__Task to complete__
Here are some records; quote them exactly, leaving out the pictures.

(Dataset rows for apps and sites)
+ + + +

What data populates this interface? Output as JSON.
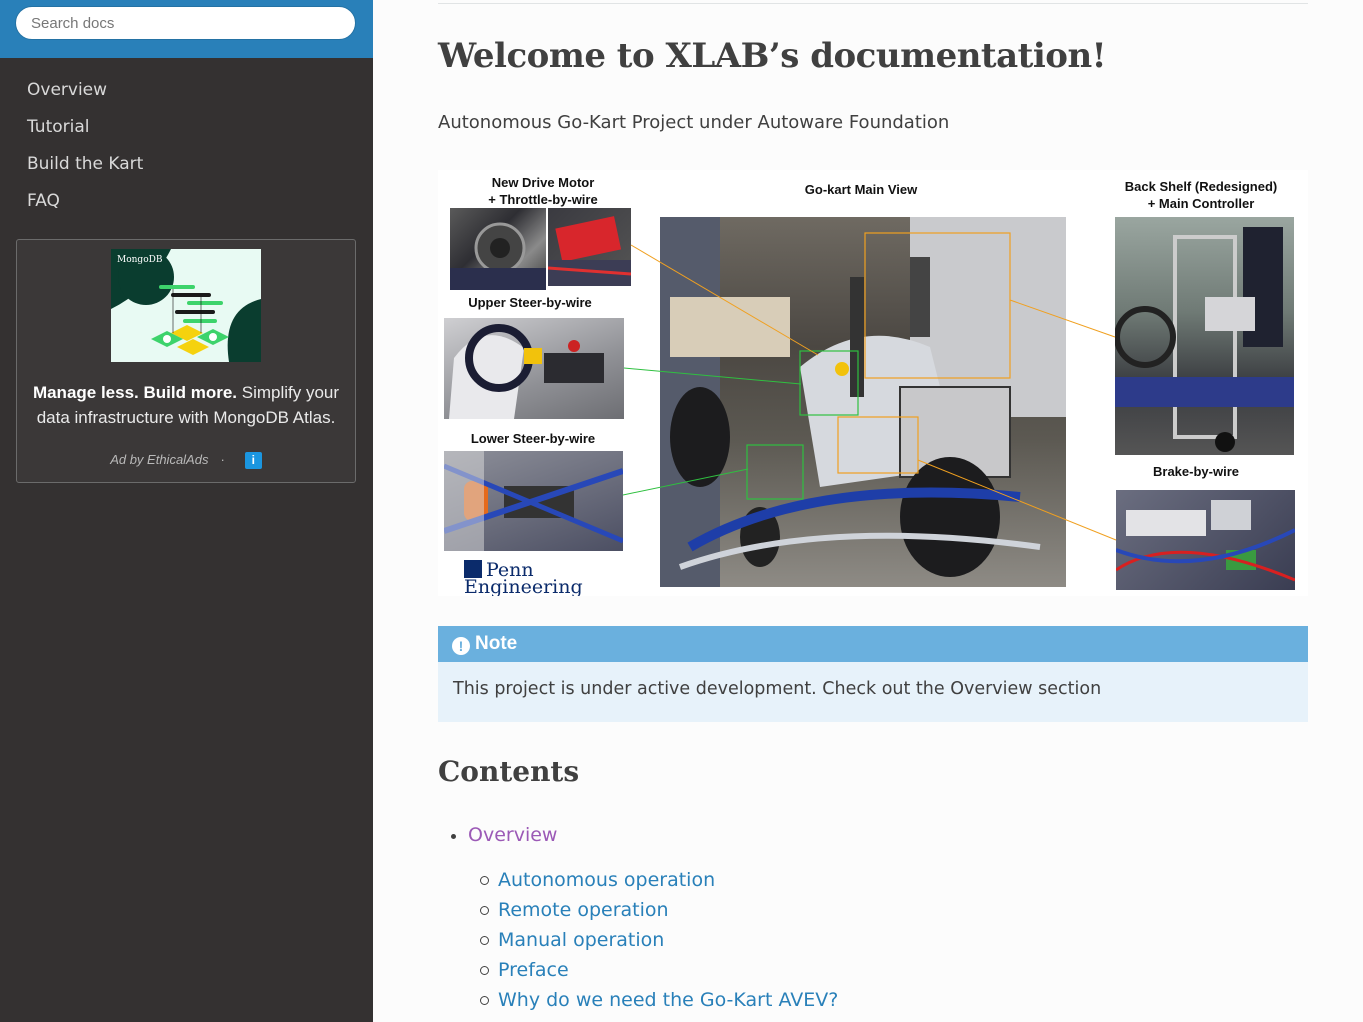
{
  "sidebar": {
    "search_placeholder": "Search docs",
    "nav": [
      "Overview",
      "Tutorial",
      "Build the Kart",
      "FAQ"
    ],
    "ad": {
      "brand": "MongoDB",
      "headline": "Manage less. Build more.",
      "body": "Simplify your data infrastructure with MongoDB Atlas.",
      "footer": "Ad by EthicalAds",
      "info_glyph": "i"
    }
  },
  "main": {
    "title": "Welcome to XLAB’s documentation!",
    "subtitle": "Autonomous Go-Kart Project under Autoware Foundation",
    "figure": {
      "label_drive_1": "New Drive Motor",
      "label_drive_2": "+ Throttle-by-wire",
      "label_upper": "Upper Steer-by-wire",
      "label_lower": "Lower Steer-by-wire",
      "label_main": "Go-kart Main View",
      "label_shelf_1": "Back Shelf (Redesigned)",
      "label_shelf_2": "+ Main Controller",
      "label_brake": "Brake-by-wire",
      "logo": "Penn Engineering"
    },
    "note": {
      "title": "Note",
      "body": "This project is under active development. Check out the Overview section"
    },
    "contents_title": "Contents",
    "toc": {
      "top": "Overview",
      "sub": [
        "Autonomous operation",
        "Remote operation",
        "Manual operation",
        "Preface",
        "Why do we need the Go-Kart AVEV?"
      ]
    }
  },
  "colors": {
    "sidebar_bg": "#343131",
    "search_band": "#2980b9",
    "note_header": "#6ab0de",
    "note_bg": "#e7f2fa",
    "link": "#2980b9",
    "visited_link": "#9b59b6"
  }
}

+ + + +

__Answer for the task__
What data populates this interface? Output as JSON.
{
  "sidebar": {
    "search_placeholder": "Search docs",
    "nav": [
      "Overview",
      "Tutorial",
      "Build the Kart",
      "FAQ"
    ],
    "ad": {
      "brand": "MongoDB",
      "headline": "Manage less. Build more.",
      "body": "Simplify your data infrastructure with MongoDB Atlas.",
      "footer": "Ad by EthicalAds",
      "info_glyph": "i"
    }
  },
  "main": {
    "title": "Welcome to XLAB’s documentation!",
    "subtitle": "Autonomous Go-Kart Project under Autoware Foundation",
    "figure": {
      "label_drive_1": "New Drive Motor",
      "label_drive_2": "+ Throttle-by-wire",
      "label_upper": "Upper Steer-by-wire",
      "label_lower": "Lower Steer-by-wire",
      "label_main": "Go-kart Main View",
      "label_shelf_1": "Back Shelf (Redesigned)",
      "label_shelf_2": "+ Main Controller",
      "label_brake": "Brake-by-wire",
      "logo": "Penn Engineering"
    },
    "note": {
      "title": "Note",
      "body": "This project is under active development. Check out the Overview section"
    },
    "contents_title": "Contents",
    "toc": {
      "top": "Overview",
      "sub": [
        "Autonomous operation",
        "Remote operation",
        "Manual operation",
        "Preface",
        "Why do we need the Go-Kart AVEV?"
      ]
    }
  },
  "colors": {
    "sidebar_bg": "#343131",
    "search_band": "#2980b9",
    "note_header": "#6ab0de",
    "note_bg": "#e7f2fa",
    "link": "#2980b9",
    "visited_link": "#9b59b6"
  }
}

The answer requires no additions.